The formation of the Ethiopian reinsurance company faces delay as it falls short by 40 million Br of the 500 million Br in paid-up capital required by the National Bank of Ethiopia.
Organisers are hoping to raise the money by selling the remaining shares to banks before opening the sale to the public. Even then the manner of premium collection proposed for the would-be reinsurer is expected to become a thorny subject, as it could have a share of all premiums collected, and not just from the premium for reinsured risks.
Right after the proclamation issued on April 3, 2014, for the establishment of the firm, a project office was established and the work of organising the formation of the firm started immediately after an application was sent to NBE on May 8, 2014.
The reinsurance firm organising committee, which is under the project office, has already received the feasibility study, which cost 1.8 million Br out of the 10 million Br budget it has for the establishment process.
Three consultants were hand picked by the committee, which has 15 members from different financial institutions, and were assigned their task on May 6, 2015.
“We first tried to recruit consultants using their curriculum vitae, but it did not work out that way, because it needs deep knowledge. Hence we chose the three, because they have long years of experience in the insurance sector,” Kiros Jirane, chairman of the organising committee toldFortune.
The consultants assigned to the project were Teshome Beyene – founder of Ethio Life Insurance, Hailemikael Kumsa – deputy managing director of African Reinsurance Corporation and a consultancy firm named Diligence Consultancy Service Plc, owned by Tedros Tilahun.
Kiros declined to say what the feasibility study came up with, saying that it was a thick document. Tedros too, declined to comment saying that it was up to the committee to speak about it. But industry sources say that there are some problems in the study regarding premiums to be collected from member insurance companies. One anonymous source complained about the suggested requirement to collect from insurance firms a certain percentage of their premiums for every risk they cover.
Tesfaye Desta, CEO of Oromia Insurance Company (OIC), corroborated this industry concern.
“What shareholders want is to pay a premium set based on an agreement. If for example an insurance company is able to pay up to 10 million Br for a fire risk, then the premium should also go to the insurance itself. But if the risk is transferred to the reinsurance firm, then a certain percentage of the premium will go to the reinsurer,” Tesfaye told Fortune, explaining what he believed should have been the case.

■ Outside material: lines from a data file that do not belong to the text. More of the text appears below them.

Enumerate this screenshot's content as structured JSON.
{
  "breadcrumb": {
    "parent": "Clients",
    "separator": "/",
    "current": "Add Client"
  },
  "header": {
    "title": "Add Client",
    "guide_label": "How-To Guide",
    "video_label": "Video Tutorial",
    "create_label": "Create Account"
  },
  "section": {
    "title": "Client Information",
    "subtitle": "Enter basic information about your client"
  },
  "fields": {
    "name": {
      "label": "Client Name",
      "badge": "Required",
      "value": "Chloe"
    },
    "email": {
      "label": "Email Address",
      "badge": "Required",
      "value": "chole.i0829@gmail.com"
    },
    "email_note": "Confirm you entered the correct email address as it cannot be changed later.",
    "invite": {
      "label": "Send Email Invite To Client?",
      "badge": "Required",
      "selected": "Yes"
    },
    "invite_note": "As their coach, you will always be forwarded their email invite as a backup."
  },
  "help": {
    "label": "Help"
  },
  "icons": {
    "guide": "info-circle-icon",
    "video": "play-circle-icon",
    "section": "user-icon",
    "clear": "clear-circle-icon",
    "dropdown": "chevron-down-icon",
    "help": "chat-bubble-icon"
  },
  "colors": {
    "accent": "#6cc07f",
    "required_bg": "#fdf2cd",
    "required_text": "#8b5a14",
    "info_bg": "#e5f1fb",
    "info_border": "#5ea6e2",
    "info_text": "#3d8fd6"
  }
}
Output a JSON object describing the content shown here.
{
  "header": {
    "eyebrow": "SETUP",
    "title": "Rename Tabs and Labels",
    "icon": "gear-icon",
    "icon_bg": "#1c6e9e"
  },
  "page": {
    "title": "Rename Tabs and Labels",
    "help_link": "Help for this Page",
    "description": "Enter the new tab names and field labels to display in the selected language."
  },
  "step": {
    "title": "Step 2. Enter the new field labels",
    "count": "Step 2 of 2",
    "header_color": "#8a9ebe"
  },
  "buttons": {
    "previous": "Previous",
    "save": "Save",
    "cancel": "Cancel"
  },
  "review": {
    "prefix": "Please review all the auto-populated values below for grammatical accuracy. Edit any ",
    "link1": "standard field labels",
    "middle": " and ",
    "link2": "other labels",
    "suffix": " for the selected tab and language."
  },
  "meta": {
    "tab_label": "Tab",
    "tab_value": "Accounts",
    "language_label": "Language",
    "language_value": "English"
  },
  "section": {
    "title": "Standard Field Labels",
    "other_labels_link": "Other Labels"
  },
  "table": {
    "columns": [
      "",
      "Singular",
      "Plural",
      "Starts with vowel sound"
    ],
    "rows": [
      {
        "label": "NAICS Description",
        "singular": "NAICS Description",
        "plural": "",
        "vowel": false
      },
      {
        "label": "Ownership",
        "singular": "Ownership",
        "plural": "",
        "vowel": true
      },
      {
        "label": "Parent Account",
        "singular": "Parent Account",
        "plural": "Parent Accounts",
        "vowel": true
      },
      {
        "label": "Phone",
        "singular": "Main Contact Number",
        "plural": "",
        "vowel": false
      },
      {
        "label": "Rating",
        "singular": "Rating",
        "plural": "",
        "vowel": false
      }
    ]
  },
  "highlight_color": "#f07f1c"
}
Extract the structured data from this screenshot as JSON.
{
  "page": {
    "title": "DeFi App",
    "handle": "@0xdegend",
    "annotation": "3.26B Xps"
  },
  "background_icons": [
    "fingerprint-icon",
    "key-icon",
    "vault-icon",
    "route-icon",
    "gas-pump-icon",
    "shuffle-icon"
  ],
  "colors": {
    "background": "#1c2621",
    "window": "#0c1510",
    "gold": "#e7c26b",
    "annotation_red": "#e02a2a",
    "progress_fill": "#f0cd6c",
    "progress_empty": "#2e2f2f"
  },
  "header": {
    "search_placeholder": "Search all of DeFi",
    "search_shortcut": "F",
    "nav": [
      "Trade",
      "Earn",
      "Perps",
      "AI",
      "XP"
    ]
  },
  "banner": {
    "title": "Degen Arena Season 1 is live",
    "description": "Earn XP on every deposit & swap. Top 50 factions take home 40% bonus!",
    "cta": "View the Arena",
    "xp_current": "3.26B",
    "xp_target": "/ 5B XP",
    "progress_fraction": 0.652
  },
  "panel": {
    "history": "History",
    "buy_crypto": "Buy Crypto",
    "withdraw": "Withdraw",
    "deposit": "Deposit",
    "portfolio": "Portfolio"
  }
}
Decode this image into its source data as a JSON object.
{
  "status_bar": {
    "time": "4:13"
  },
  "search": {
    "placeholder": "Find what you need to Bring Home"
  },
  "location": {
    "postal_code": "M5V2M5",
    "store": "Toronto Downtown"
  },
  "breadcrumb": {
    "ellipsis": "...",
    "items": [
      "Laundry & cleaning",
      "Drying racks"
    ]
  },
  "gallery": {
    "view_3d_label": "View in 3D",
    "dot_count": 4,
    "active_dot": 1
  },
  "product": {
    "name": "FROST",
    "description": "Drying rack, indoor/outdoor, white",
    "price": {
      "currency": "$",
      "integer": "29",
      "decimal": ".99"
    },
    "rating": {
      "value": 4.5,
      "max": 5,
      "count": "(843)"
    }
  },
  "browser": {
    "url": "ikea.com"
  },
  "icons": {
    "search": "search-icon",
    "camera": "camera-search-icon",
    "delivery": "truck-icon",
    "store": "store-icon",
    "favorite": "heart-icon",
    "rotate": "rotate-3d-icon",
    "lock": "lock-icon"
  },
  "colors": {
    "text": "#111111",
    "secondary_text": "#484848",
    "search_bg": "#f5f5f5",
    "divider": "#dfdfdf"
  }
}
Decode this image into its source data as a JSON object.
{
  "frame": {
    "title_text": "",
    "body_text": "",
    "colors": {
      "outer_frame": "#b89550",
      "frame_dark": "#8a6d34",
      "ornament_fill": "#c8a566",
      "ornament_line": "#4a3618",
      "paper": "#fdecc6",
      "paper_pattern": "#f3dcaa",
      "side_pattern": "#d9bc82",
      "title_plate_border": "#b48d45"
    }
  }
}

This unresolved issue will be the main agenda item of a founders’ meeting called by the project office and scheduled to take place in a month’s time. The meeting will choose board members and the CEO of the company as this information needs to be submitted to the central bank for approval before the licence to operate is issued.
“Although this issue remains controversial and unaccepted, if the organising committee, which is assigned to look over the consultants’ work, approves it, then it can pass to the NBE [National Bank of Ethiopia]. The biggest decision is for the governor though,” Tesfaye said.
The study was submitted in November 2015, but the formation of the company was delayed because enough shares were not sold to meet the required paid-up capital of 500 million Br. So far 17 insurance companies and five banks have bought 460 million Br worth of shares. The committee anticipates that over the coming two weeks, banks will buy an additional 40 million Br worth of shares, before opening the share issue to the public, Kiros said. The Ethiopian Insurance Corporation is the biggest shareholder.
According to the NBE’s Directive No. SRB/1/2014, minimum paid up capital of a reinsurer must be half a billion birr and a single shareholder cannot own more than five per cent of the total share. However, state enterprises are allowed to buy more than five per cent of the total shares, while maximum share an individual insurance company can own is 50 million Br.
The formation of this firm could reduce the flow of hard currency to foreign reinsurers, among which the major ones are Africa Re, Kenya Re and Munich Re (Munich Reinsurance Company of Africa Ltd.).
“We now pay up to 53 million Br per year to reinsurance companies in different countries, which is from 15pc to 20pc of the total premium,” said Tesfaye, speaking of OIC’s experience. “So the hard currency we send will definitely decrease, although it might not decrease the percentage we pay,” Tesfaye said.
The difference, however, says Tesfaye, is that the insurance firms can get dividends from the new company.